If you work hard, success will come
I received a letter from Washington on the impeachment of President Obama. They wrote in the letter “everything is for sale in Washington.” I couldn’t agree with them more. As far as I’m concerned, this goes for both parties. I see congressmen leaving the government and becoming lobbyists. I think they have to wait for two years and then they make millions. This should not be allowed. What happened to our representatives who are in there to serve the people? What’s happened to our people? Everything is “What’s in it for me?” The greed and the hunger for power is scary. If a person wins a seat, then it’s pay back time for the people who helped them in. It’s getting to the point you can’t run for office unless you’re rich or you’re indebted to rich people. For the first time in my life, I don’t know if I’m going to vote this year. Is it just me or do you feel that way, too?
I grew up in a home by the railroad tracks. We fed all the bums during the Depression and had a heart for the poor. Our mom baked 18 loaves of bread at a time. We always had bread and eggs. We don’t see bums anymore, but maybe that time will come back.
I’m thankful I grew up in a home where we always helped others. We never made anything of it. I never knew we were poor. There was always food on the table. I never had anything to compare it to, so I never knew the difference. As long as we had potatoes, I never complained. My nickname was “potato eater.” I still love them. And we always had lots of conversation at the table. It was an educational time.
We always had music and dancing in our house. We started out with a victrola, then a radio, and finally TV. I bet a lot of young people don’t know what a victrola was. It was before radio and we had to wind it up to get music. You missed it all!
Why do I tell you these things? The old folks will remember and reminisce. The younger people need a history lesson. I tell you because I love our history. It made us who we are today.

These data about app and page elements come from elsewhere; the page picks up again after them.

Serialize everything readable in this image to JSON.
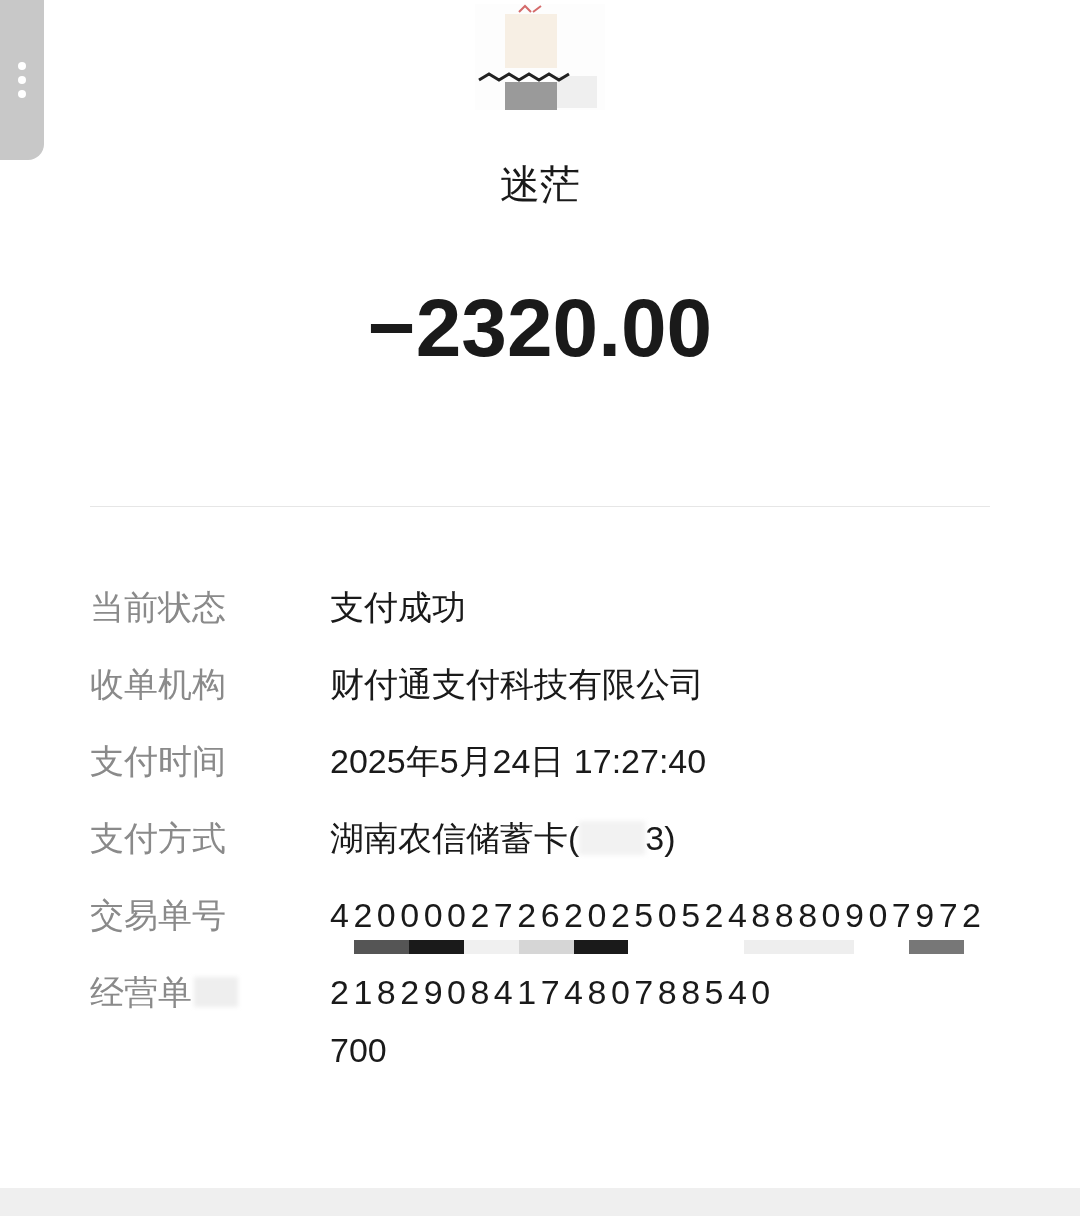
{
  "payee": {
    "name": "迷茫"
  },
  "amount": "−2320.00",
  "details": [
    {
      "label": "当前状态",
      "value": "支付成功",
      "kind": "plain"
    },
    {
      "label": "收单机构",
      "value": "财付通支付科技有限公司",
      "kind": "plain"
    },
    {
      "label": "支付时间",
      "value": "2025年5月24日 17:27:40",
      "kind": "plain"
    },
    {
      "label": "支付方式",
      "value": "湖南农信储蓄卡(",
      "suffix": "3)",
      "kind": "masked"
    },
    {
      "label": "交易单号",
      "value": "4200002726202505248880907972",
      "kind": "covered"
    },
    {
      "label": "经营单",
      "value": "2182908417480788540",
      "continuation": "700",
      "kind": "clipped"
    }
  ]
}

I wouldn’t change our history for all the tea in China. When I think of the courage my parents had to leave their country with five young children and come to a place where they didn’t know the language no job that took guts! Of course their ace in the hole was the John Joy family including my father’s sister, Rose, who sponsored them.

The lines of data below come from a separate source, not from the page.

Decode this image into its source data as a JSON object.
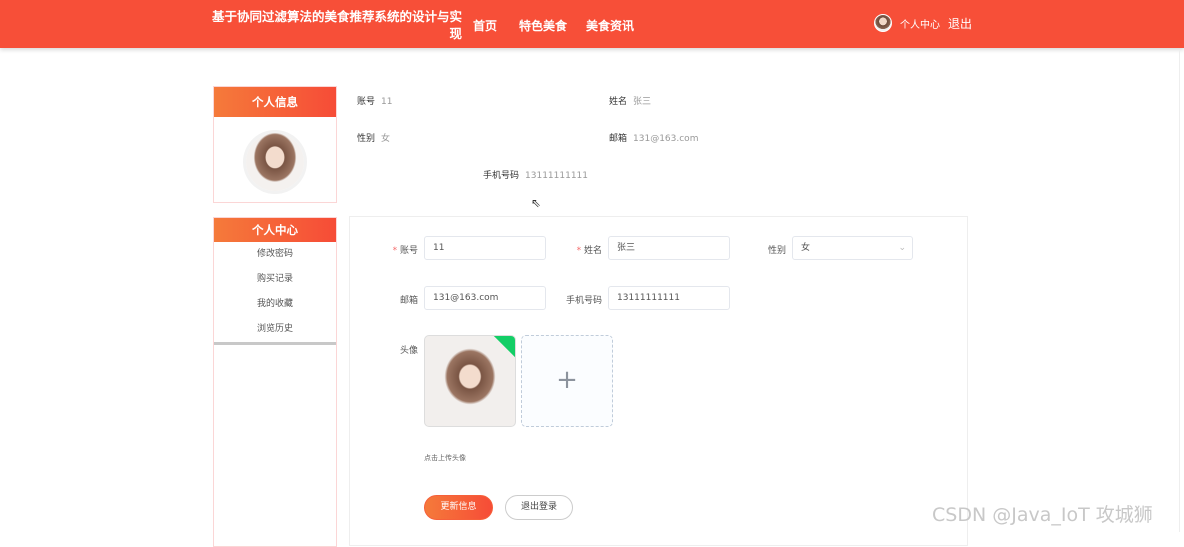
{
  "header": {
    "title": "基于协同过滤算法的美食推荐系统的设计与实现",
    "nav": [
      "首页",
      "特色美食",
      "美食资讯"
    ],
    "user_center": "个人中心",
    "logout": "退出"
  },
  "sidebar": {
    "info_title": "个人信息",
    "center_title": "个人中心",
    "menu": [
      "修改密码",
      "购买记录",
      "我的收藏",
      "浏览历史"
    ]
  },
  "info": {
    "account_label": "账号",
    "account": "11",
    "name_label": "姓名",
    "name": "张三",
    "gender_label": "性别",
    "gender": "女",
    "email_label": "邮箱",
    "email": "131@163.com",
    "phone_label": "手机号码",
    "phone": "13111111111"
  },
  "form": {
    "account_label": "账号",
    "account": "11",
    "name_label": "姓名",
    "name": "张三",
    "gender_label": "性别",
    "gender": "女",
    "email_label": "邮箱",
    "email": "131@163.com",
    "phone_label": "手机号码",
    "phone": "13111111111",
    "avatar_label": "头像",
    "upload_hint": "点击上传头像",
    "update_btn": "更新信息",
    "logout_btn": "退出登录"
  },
  "watermark": "CSDN @Java_IoT 攻城狮"
}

Some people criticize me when I tell this story while others tell me they love these stories I tell. That’s OK either way. But I tell them because they give me joy. I always judge a story by the distance people have come and I’m not talking about the crossing of the ocean. I’m talking about what they did with their lives. Each of them did well. I’ll give you a rundown. For those of you who enjoy going to the Beaver Club, my father got the liquor license. He borrowed $200 at the bank and put the license in my brother-in-law’s name (Charlie Jeffrey.)

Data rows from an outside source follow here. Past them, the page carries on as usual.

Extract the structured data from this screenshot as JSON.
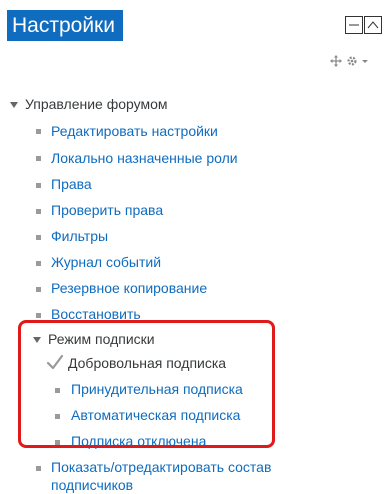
{
  "block": {
    "title": "Настройки"
  },
  "tree": {
    "root_label": "Управление форумом",
    "items": [
      {
        "label": "Редактировать настройки"
      },
      {
        "label": "Локально назначенные роли"
      },
      {
        "label": "Права"
      },
      {
        "label": "Проверить права"
      },
      {
        "label": "Фильтры"
      },
      {
        "label": "Журнал событий"
      },
      {
        "label": "Резервное копирование"
      },
      {
        "label": "Восстановить"
      }
    ],
    "subscription": {
      "label": "Режим подписки",
      "options": [
        {
          "label": "Добровольная подписка",
          "selected": true
        },
        {
          "label": "Принудительная подписка",
          "selected": false
        },
        {
          "label": "Автоматическая подписка",
          "selected": false
        },
        {
          "label": "Подписка отключена",
          "selected": false
        }
      ]
    },
    "subscribers_label_line1": "Показать/отредактировать состав",
    "subscribers_label_line2": "подписчиков"
  },
  "colors": {
    "accent": "#0f6cbf",
    "highlight": "#e01a1a",
    "text": "#373a3c"
  }
}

The other day someone asked me where the name “Beaver Club” came from. Here’s the story. The clerk asked for the name of the club, so Charlie asked my father what kind of a club it was, and my father said, “a bevari” which means to drink, a social club. The clerk heard beaver and named it that.
My mother was everything! The best! And a great storyteller.
My sister Louise Jeffrey taught citizenship classes.
My brother Russell (Roddy) was one of the three men who started the union at the steel plant.
My sister Rose owned Ricky’s Boutique.
My brother Tony was a principal at East Islip.
My sister Jo went to Comptometer (a mechanical calculator) School and worked in the Fredonia High School and the College. She was so good with kids. A lot of them still call her “ma.”
And I write.
Two of our sisters died. The first Rose died at the age of 4. Ten days later, my mother had another baby, and they named her Rose. My sister Grace, who wrote poetry, died at the age of 19. Jo and I were born in Fredonia.
So you see we were very visible. I hope our story will be encouraging to other immigrant families.
If you work hard, success will come!